Different degrees of participation in research by stakeholders.
This is useful for thinking about how involved your stakeholders are in your research. It is a scale that goes from no participation on the left, where stakeholders only receive information about your project, through to high levels of participation on the right. This participation can be where stakeholders jointly plan the research, have responsibility delegated to them for aspects of the research, or are put in control of the research.
Categories of stakeholder participation in research projects.
The ladder is useful for thinking about how involved stakeholders are throughout your research. It is also good for being transparent about roles and expectations.
The Stakeholder Engagement Matrix technique builds off the Ladder of Participation.
The ladder first developed by Sherry Arnstein in 1969 to describe different degrees of power that authorities provide citizens during public participation processes. Banfield and others reworked the ladder for research projects in 2011.
A flexible framework for stakeholder engagement, integration and implementation insights.
Banfield, M., Yen, L. and Newby, L. (2011). Stakeholder involvement in primary health care research: Report and recommendations.

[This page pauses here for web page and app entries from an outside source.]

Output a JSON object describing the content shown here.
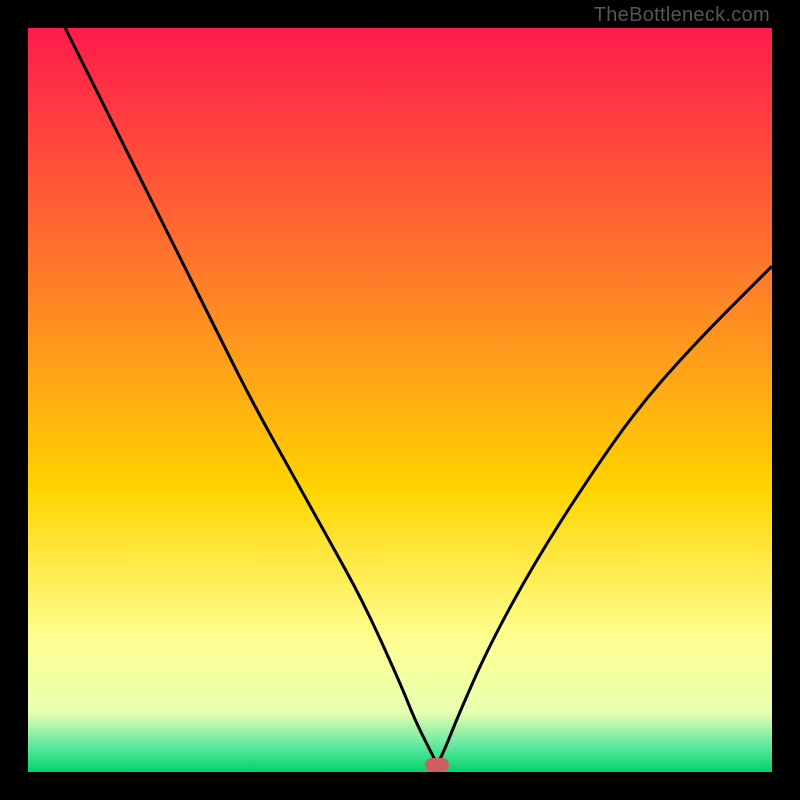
{
  "watermark": "TheBottleneck.com",
  "colors": {
    "top": "#ff1a4d",
    "mid1": "#ff6a2a",
    "mid2": "#ffd400",
    "pale": "#ffffb8",
    "green": "#00e47a",
    "black": "#000000",
    "curve": "#000000",
    "marker": "#cc6060"
  },
  "chart_data": {
    "type": "line",
    "title": "",
    "xlabel": "",
    "ylabel": "",
    "xlim": [
      0,
      100
    ],
    "ylim": [
      0,
      100
    ],
    "series": [
      {
        "name": "bottleneck-curve",
        "x": [
          5,
          10,
          15,
          20,
          25,
          30,
          35,
          40,
          45,
          50,
          52,
          54,
          55,
          56,
          58,
          62,
          68,
          75,
          82,
          90,
          100
        ],
        "values": [
          100,
          90,
          80,
          70,
          60,
          50,
          41,
          32,
          23,
          12,
          7,
          3,
          1,
          3,
          8,
          17,
          28,
          39,
          49,
          58,
          68
        ]
      }
    ],
    "marker": {
      "x": 55,
      "y": 1
    },
    "gradient_stops": [
      {
        "pos": 0.0,
        "color": "#ff1a4d"
      },
      {
        "pos": 0.33,
        "color": "#ff7a2a"
      },
      {
        "pos": 0.62,
        "color": "#ffd400"
      },
      {
        "pos": 0.82,
        "color": "#ffff90"
      },
      {
        "pos": 0.92,
        "color": "#e8ffb0"
      },
      {
        "pos": 0.965,
        "color": "#60e8a0"
      },
      {
        "pos": 1.0,
        "color": "#00d46a"
      }
    ]
  }
}
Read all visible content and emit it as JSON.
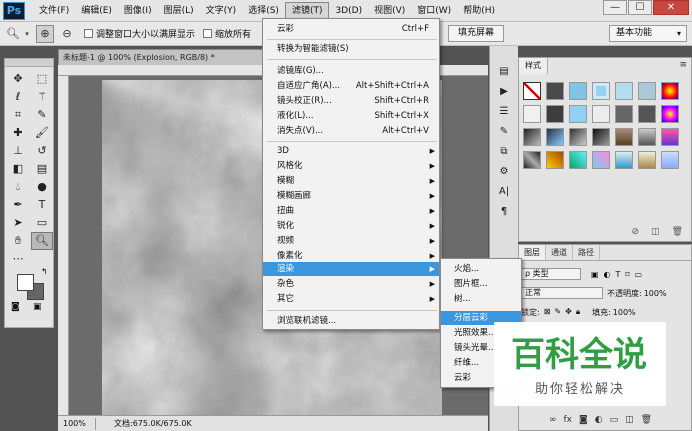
{
  "app": {
    "logo": "Ps"
  },
  "menubar": {
    "items": [
      "文件(F)",
      "编辑(E)",
      "图像(I)",
      "图层(L)",
      "文字(Y)",
      "选择(S)",
      "滤镜(T)",
      "3D(D)",
      "视图(V)",
      "窗口(W)",
      "帮助(H)"
    ],
    "active": "滤镜(T)"
  },
  "window_controls": {
    "minimize": "—",
    "restore": "☐",
    "close": "✕"
  },
  "options": {
    "check1": "调整窗口大小以满屏显示",
    "check2": "缩放所有",
    "fill_screen": "填充屏幕",
    "workspace": "基本功能"
  },
  "document": {
    "tab_title": "未标题-1 @ 100% (Explosion, RGB/8) *",
    "zoom": "100%",
    "doc_info": "文档:675.0K/675.0K"
  },
  "filter_menu": {
    "items": [
      {
        "label": "云彩",
        "shortcut": "Ctrl+F"
      },
      {
        "label": "转换为智能滤镜(S)"
      },
      {
        "label": "滤镜库(G)..."
      },
      {
        "label": "自适应广角(A)...",
        "shortcut": "Alt+Shift+Ctrl+A"
      },
      {
        "label": "镜头校正(R)...",
        "shortcut": "Shift+Ctrl+R"
      },
      {
        "label": "液化(L)...",
        "shortcut": "Shift+Ctrl+X"
      },
      {
        "label": "消失点(V)...",
        "shortcut": "Alt+Ctrl+V"
      },
      {
        "label": "3D"
      },
      {
        "label": "风格化"
      },
      {
        "label": "模糊"
      },
      {
        "label": "模糊画廊"
      },
      {
        "label": "扭曲"
      },
      {
        "label": "锐化"
      },
      {
        "label": "视频"
      },
      {
        "label": "像素化"
      },
      {
        "label": "渲染"
      },
      {
        "label": "杂色"
      },
      {
        "label": "其它"
      },
      {
        "label": "浏览联机滤镜..."
      }
    ],
    "highlighted": "渲染"
  },
  "render_submenu": {
    "items": [
      "火焰...",
      "图片框...",
      "树...",
      "分层云彩",
      "光照效果...",
      "镜头光晕...",
      "纤维...",
      "云彩"
    ],
    "highlighted": "分层云彩"
  },
  "styles_panel": {
    "tab": "样式"
  },
  "layers_panel": {
    "tabs": [
      "图层",
      "通道",
      "路径"
    ],
    "kind_filter": "ρ 类型",
    "blend_mode": "正常",
    "opacity_label": "不透明度:",
    "opacity_value": "100%",
    "lock_label": "锁定:",
    "fill_label": "填充:",
    "fill_value": "100%"
  },
  "watermark": {
    "title": "百科全说",
    "subtitle": "助你轻松解决"
  },
  "colors": {
    "accent": "#3b96e0",
    "close": "#c9463d",
    "watermark_green": "#2f9e44"
  }
}
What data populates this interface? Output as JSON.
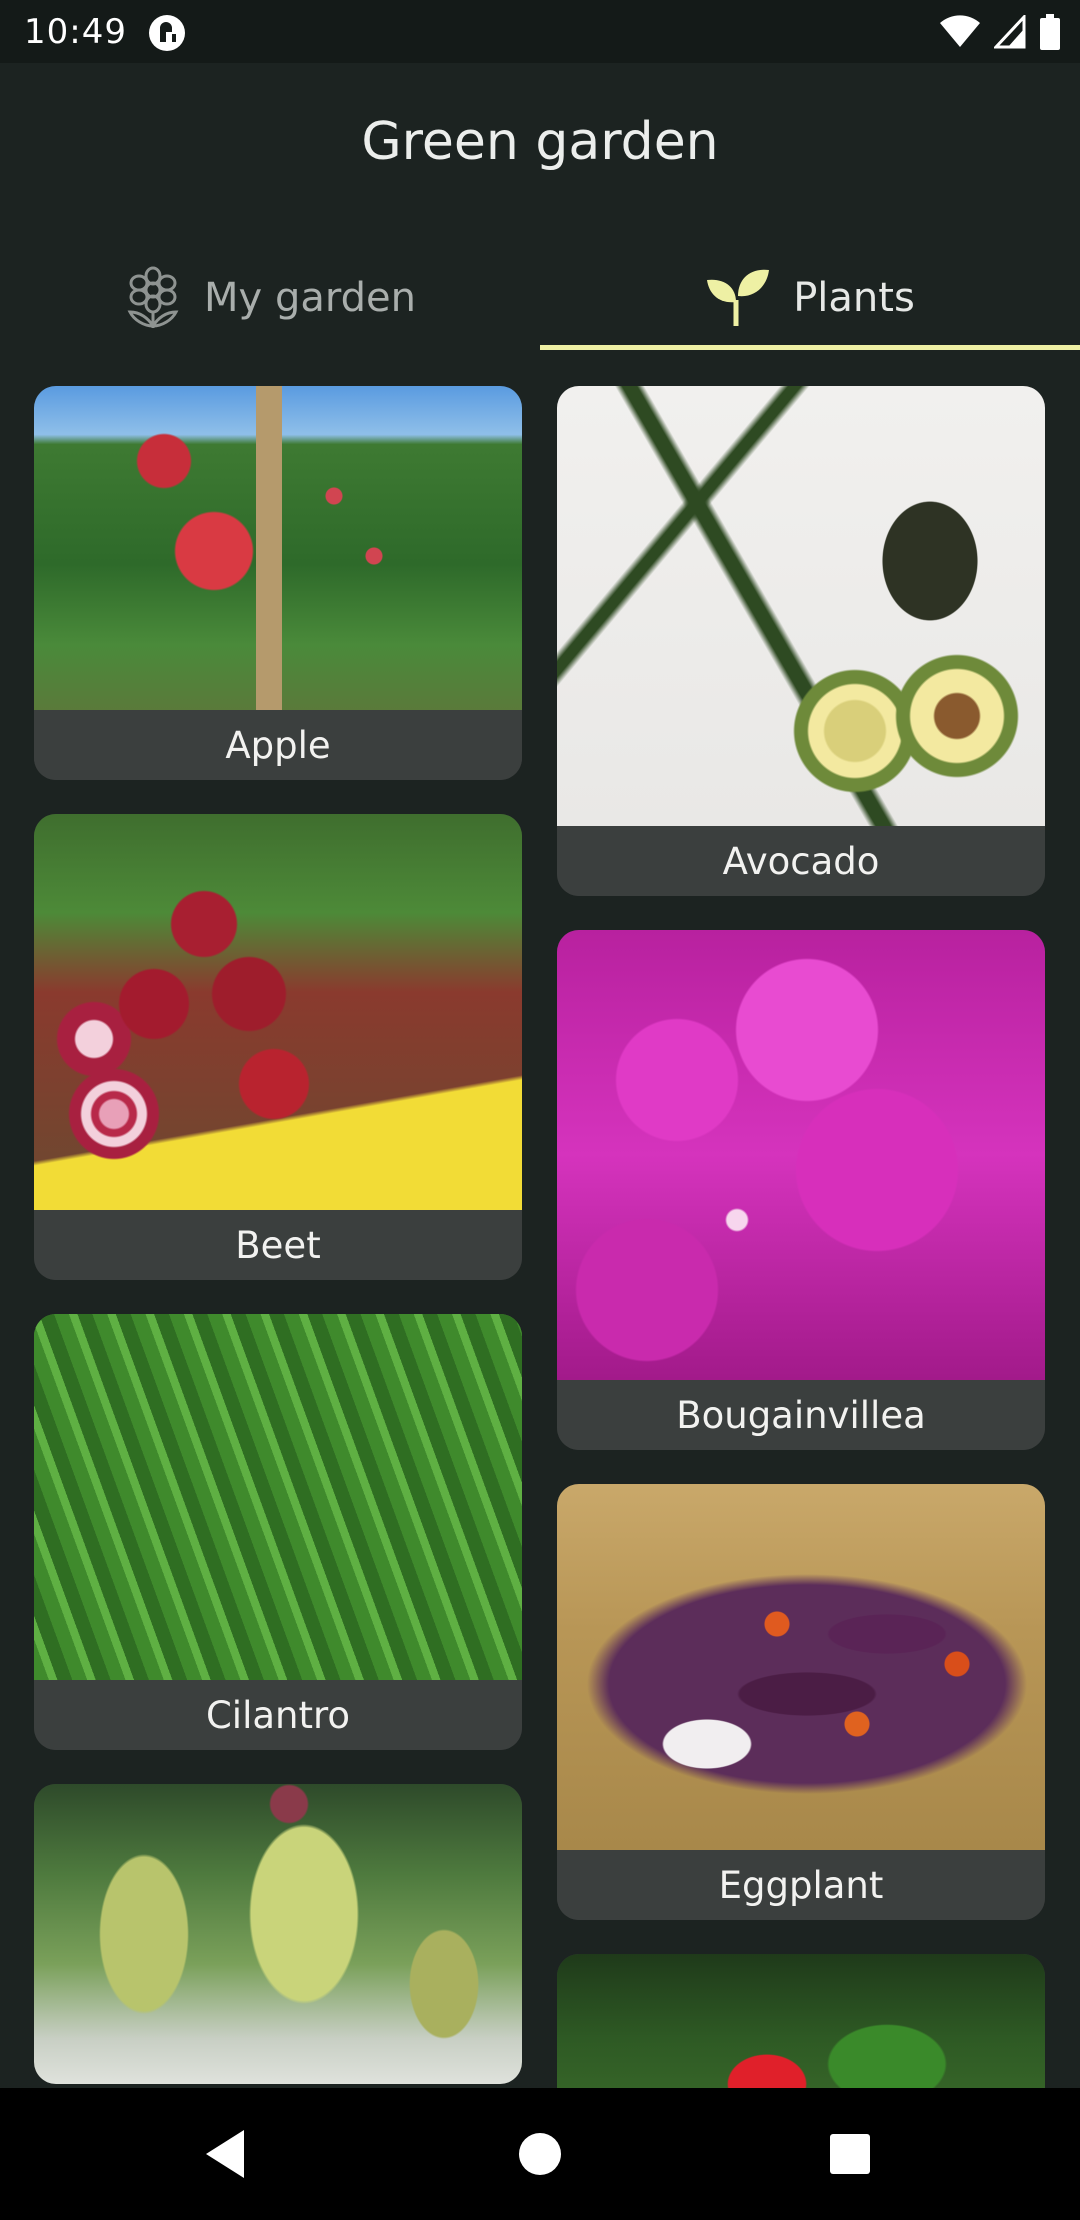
{
  "status_bar": {
    "time": "10:49"
  },
  "app": {
    "title": "Green garden"
  },
  "tabs": [
    {
      "label": "My garden",
      "icon": "flower-icon",
      "selected": false
    },
    {
      "label": "Plants",
      "icon": "sprout-icon",
      "selected": true
    }
  ],
  "plants": {
    "left": [
      {
        "name": "Apple"
      },
      {
        "name": "Beet"
      },
      {
        "name": "Cilantro"
      },
      {
        "name": ""
      }
    ],
    "right": [
      {
        "name": "Avocado"
      },
      {
        "name": "Bougainvillea"
      },
      {
        "name": "Eggplant"
      },
      {
        "name": ""
      }
    ]
  },
  "colors": {
    "background": "#1c2321",
    "tab_indicator": "#eef0a4",
    "card_label_bg": "#3b3f3e"
  }
}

Australian Primary Health Care Research Institute: Canberra, Australia. Online (PDF 612KB)